## Work to be completed:
All the data should be repeated exactly. Any image in it is left out.

(Record excerpts)

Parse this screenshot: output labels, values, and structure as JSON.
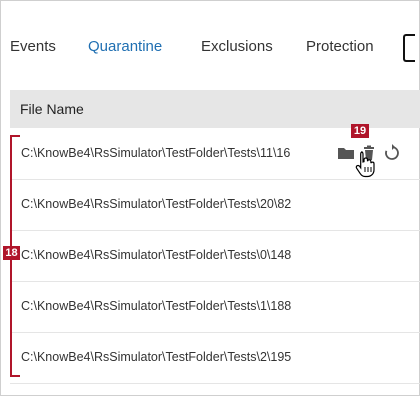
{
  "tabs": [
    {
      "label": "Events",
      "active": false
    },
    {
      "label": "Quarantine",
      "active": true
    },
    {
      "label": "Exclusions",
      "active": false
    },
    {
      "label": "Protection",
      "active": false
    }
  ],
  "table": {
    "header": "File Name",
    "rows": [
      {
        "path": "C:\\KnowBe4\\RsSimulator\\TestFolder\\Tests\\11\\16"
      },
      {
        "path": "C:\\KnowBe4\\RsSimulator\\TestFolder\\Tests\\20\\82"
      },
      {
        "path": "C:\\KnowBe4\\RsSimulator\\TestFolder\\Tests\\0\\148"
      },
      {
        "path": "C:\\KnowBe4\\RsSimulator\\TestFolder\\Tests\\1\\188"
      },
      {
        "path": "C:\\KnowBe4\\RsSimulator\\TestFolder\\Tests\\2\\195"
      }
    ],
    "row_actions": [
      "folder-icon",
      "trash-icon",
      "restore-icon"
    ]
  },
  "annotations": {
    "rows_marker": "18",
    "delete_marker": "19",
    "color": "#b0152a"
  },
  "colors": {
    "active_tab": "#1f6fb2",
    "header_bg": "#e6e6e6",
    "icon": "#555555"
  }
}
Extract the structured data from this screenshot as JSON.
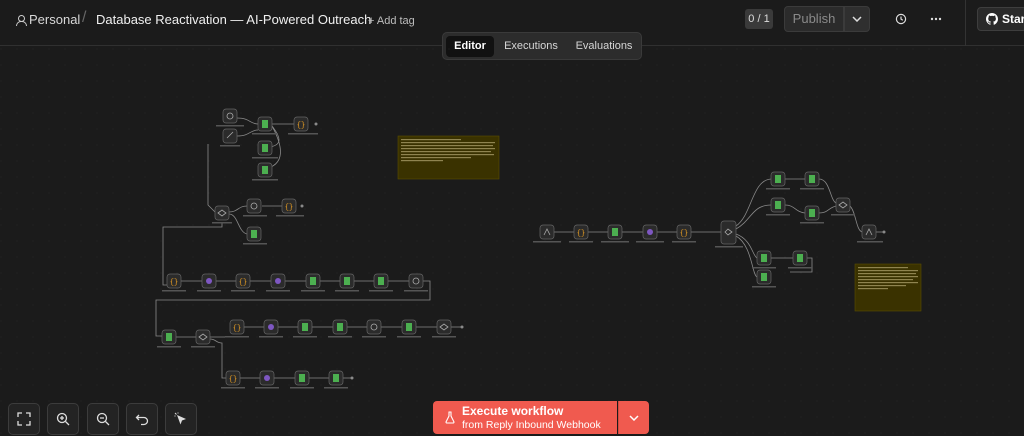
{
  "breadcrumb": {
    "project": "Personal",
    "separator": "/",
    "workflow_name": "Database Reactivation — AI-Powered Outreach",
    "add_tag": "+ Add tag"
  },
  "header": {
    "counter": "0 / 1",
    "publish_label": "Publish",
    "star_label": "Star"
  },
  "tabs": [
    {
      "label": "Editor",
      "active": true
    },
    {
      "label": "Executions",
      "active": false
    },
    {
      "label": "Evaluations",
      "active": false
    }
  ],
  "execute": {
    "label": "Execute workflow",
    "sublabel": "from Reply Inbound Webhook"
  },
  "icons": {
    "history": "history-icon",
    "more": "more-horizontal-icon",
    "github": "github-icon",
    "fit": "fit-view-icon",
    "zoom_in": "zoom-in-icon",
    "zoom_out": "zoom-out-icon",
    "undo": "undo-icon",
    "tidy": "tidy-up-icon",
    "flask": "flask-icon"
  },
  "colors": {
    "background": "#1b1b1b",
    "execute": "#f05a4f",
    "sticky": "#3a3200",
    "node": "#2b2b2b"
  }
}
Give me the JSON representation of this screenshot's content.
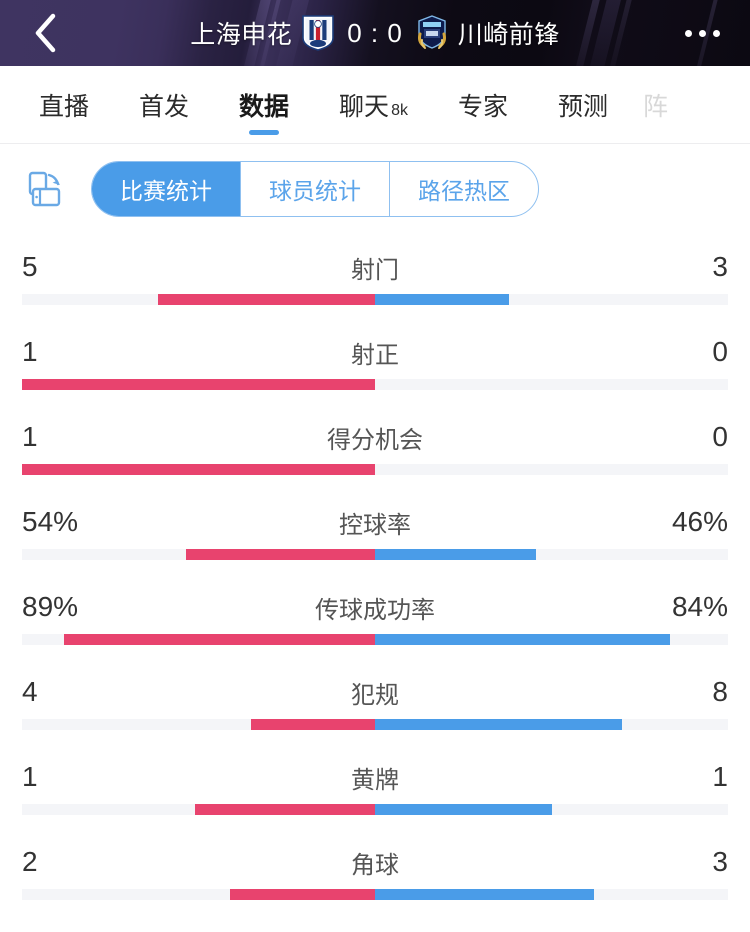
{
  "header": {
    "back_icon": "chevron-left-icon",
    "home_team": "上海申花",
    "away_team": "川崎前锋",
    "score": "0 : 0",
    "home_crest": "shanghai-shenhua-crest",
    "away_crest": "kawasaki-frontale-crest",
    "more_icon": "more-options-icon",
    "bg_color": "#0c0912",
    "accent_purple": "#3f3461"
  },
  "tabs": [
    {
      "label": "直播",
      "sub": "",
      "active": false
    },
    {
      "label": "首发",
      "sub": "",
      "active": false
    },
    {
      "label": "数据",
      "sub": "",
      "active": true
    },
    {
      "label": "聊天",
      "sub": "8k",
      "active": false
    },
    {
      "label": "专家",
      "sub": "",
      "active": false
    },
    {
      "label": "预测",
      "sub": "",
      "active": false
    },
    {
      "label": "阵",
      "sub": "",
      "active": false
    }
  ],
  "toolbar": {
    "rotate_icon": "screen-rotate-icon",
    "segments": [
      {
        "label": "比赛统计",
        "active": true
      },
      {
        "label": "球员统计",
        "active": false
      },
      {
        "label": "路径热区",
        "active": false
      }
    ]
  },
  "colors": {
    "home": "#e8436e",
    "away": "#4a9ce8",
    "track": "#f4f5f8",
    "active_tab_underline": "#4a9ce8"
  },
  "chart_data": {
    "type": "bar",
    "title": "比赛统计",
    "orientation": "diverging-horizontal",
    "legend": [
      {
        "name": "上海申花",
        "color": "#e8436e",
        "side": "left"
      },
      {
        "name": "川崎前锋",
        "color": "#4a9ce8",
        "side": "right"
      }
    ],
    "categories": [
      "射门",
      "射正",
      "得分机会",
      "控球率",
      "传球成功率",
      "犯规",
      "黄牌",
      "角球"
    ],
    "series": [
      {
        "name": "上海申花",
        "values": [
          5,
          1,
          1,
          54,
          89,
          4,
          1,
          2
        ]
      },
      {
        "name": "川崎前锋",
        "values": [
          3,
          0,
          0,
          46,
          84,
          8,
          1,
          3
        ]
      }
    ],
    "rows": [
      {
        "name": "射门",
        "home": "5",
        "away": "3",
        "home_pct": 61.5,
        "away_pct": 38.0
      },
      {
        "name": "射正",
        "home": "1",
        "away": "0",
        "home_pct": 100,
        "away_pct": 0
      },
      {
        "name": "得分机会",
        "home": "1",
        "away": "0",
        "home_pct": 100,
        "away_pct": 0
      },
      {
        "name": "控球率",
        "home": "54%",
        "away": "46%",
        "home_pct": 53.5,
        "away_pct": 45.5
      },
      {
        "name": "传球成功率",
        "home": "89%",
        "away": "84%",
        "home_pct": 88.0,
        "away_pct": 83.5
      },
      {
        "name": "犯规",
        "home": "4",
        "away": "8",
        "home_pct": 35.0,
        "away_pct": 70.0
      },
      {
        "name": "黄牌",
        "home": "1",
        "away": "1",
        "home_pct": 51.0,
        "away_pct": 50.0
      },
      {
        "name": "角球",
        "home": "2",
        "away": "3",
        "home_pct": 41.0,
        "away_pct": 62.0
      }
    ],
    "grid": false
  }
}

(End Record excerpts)

## Result:
Parse this screenshot: output labels, values, and structure as JSON.
{
  "tabs": [
    {
      "label": "Events",
      "active": false
    },
    {
      "label": "Quarantine",
      "active": true
    },
    {
      "label": "Exclusions",
      "active": false
    },
    {
      "label": "Protection",
      "active": false
    }
  ],
  "table": {
    "header": "File Name",
    "rows": [
      {
        "path": "C:\\KnowBe4\\RsSimulator\\TestFolder\\Tests\\11\\16"
      },
      {
        "path": "C:\\KnowBe4\\RsSimulator\\TestFolder\\Tests\\20\\82"
      },
      {
        "path": "C:\\KnowBe4\\RsSimulator\\TestFolder\\Tests\\0\\148"
      },
      {
        "path": "C:\\KnowBe4\\RsSimulator\\TestFolder\\Tests\\1\\188"
      },
      {
        "path": "C:\\KnowBe4\\RsSimulator\\TestFolder\\Tests\\2\\195"
      }
    ],
    "row_actions": [
      "folder-icon",
      "trash-icon",
      "restore-icon"
    ]
  },
  "annotations": {
    "rows_marker": "18",
    "delete_marker": "19",
    "color": "#b0152a"
  },
  "colors": {
    "active_tab": "#1f6fb2",
    "header_bg": "#e6e6e6",
    "icon": "#555555"
  }
}
Extract the structured data from this screenshot as JSON.
{
  "breadcrumb": {
    "project": "Personal",
    "separator": "/",
    "workflow_name": "Database Reactivation — AI-Powered Outreach",
    "add_tag": "+ Add tag"
  },
  "header": {
    "counter": "0 / 1",
    "publish_label": "Publish",
    "star_label": "Star"
  },
  "tabs": [
    {
      "label": "Editor",
      "active": true
    },
    {
      "label": "Executions",
      "active": false
    },
    {
      "label": "Evaluations",
      "active": false
    }
  ],
  "execute": {
    "label": "Execute workflow",
    "sublabel": "from Reply Inbound Webhook"
  },
  "icons": {
    "history": "history-icon",
    "more": "more-horizontal-icon",
    "github": "github-icon",
    "fit": "fit-view-icon",
    "zoom_in": "zoom-in-icon",
    "zoom_out": "zoom-out-icon",
    "undo": "undo-icon",
    "tidy": "tidy-up-icon",
    "flask": "flask-icon"
  },
  "colors": {
    "background": "#1b1b1b",
    "execute": "#f05a4f",
    "sticky": "#3a3200",
    "node": "#2b2b2b"
  }
}
Give me the JSON representation of this screenshot's content.
{
  "header": {
    "back_icon": "chevron-left-icon",
    "home_team": "上海申花",
    "away_team": "川崎前锋",
    "score": "0 : 0",
    "home_crest": "shanghai-shenhua-crest",
    "away_crest": "kawasaki-frontale-crest",
    "more_icon": "more-options-icon",
    "bg_color": "#0c0912",
    "accent_purple": "#3f3461"
  },
  "tabs": [
    {
      "label": "直播",
      "sub": "",
      "active": false
    },
    {
      "label": "首发",
      "sub": "",
      "active": false
    },
    {
      "label": "数据",
      "sub": "",
      "active": true
    },
    {
      "label": "聊天",
      "sub": "8k",
      "active": false
    },
    {
      "label": "专家",
      "sub": "",
      "active": false
    },
    {
      "label": "预测",
      "sub": "",
      "active": false
    },
    {
      "label": "阵",
      "sub": "",
      "active": false
    }
  ],
  "toolbar": {
    "rotate_icon": "screen-rotate-icon",
    "segments": [
      {
        "label": "比赛统计",
        "active": true
      },
      {
        "label": "球员统计",
        "active": false
      },
      {
        "label": "路径热区",
        "active": false
      }
    ]
  },
  "colors": {
    "home": "#e8436e",
    "away": "#4a9ce8",
    "track": "#f4f5f8",
    "active_tab_underline": "#4a9ce8"
  },
  "chart_data": {
    "type": "bar",
    "title": "比赛统计",
    "orientation": "diverging-horizontal",
    "legend": [
      {
        "name": "上海申花",
        "color": "#e8436e",
        "side": "left"
      },
      {
        "name": "川崎前锋",
        "color": "#4a9ce8",
        "side": "right"
      }
    ],
    "categories": [
      "射门",
      "射正",
      "得分机会",
      "控球率",
      "传球成功率",
      "犯规",
      "黄牌",
      "角球"
    ],
    "series": [
      {
        "name": "上海申花",
        "values": [
          5,
          1,
          1,
          54,
          89,
          4,
          1,
          2
        ]
      },
      {
        "name": "川崎前锋",
        "values": [
          3,
          0,
          0,
          46,
          84,
          8,
          1,
          3
        ]
      }
    ],
    "rows": [
      {
        "name": "射门",
        "home": "5",
        "away": "3",
        "home_pct": 61.5,
        "away_pct": 38.0
      },
      {
        "name": "射正",
        "home": "1",
        "away": "0",
        "home_pct": 100,
        "away_pct": 0
      },
      {
        "name": "得分机会",
        "home": "1",
        "away": "0",
        "home_pct": 100,
        "away_pct": 0
      },
      {
        "name": "控球率",
        "home": "54%",
        "away": "46%",
        "home_pct": 53.5,
        "away_pct": 45.5
      },
      {
        "name": "传球成功率",
        "home": "89%",
        "away": "84%",
        "home_pct": 88.0,
        "away_pct": 83.5
      },
      {
        "name": "犯规",
        "home": "4",
        "away": "8",
        "home_pct": 35.0,
        "away_pct": 70.0
      },
      {
        "name": "黄牌",
        "home": "1",
        "away": "1",
        "home_pct": 51.0,
        "away_pct": 50.0
      },
      {
        "name": "角球",
        "home": "2",
        "away": "3",
        "home_pct": 41.0,
        "away_pct": 62.0
      }
    ],
    "grid": false
  }
}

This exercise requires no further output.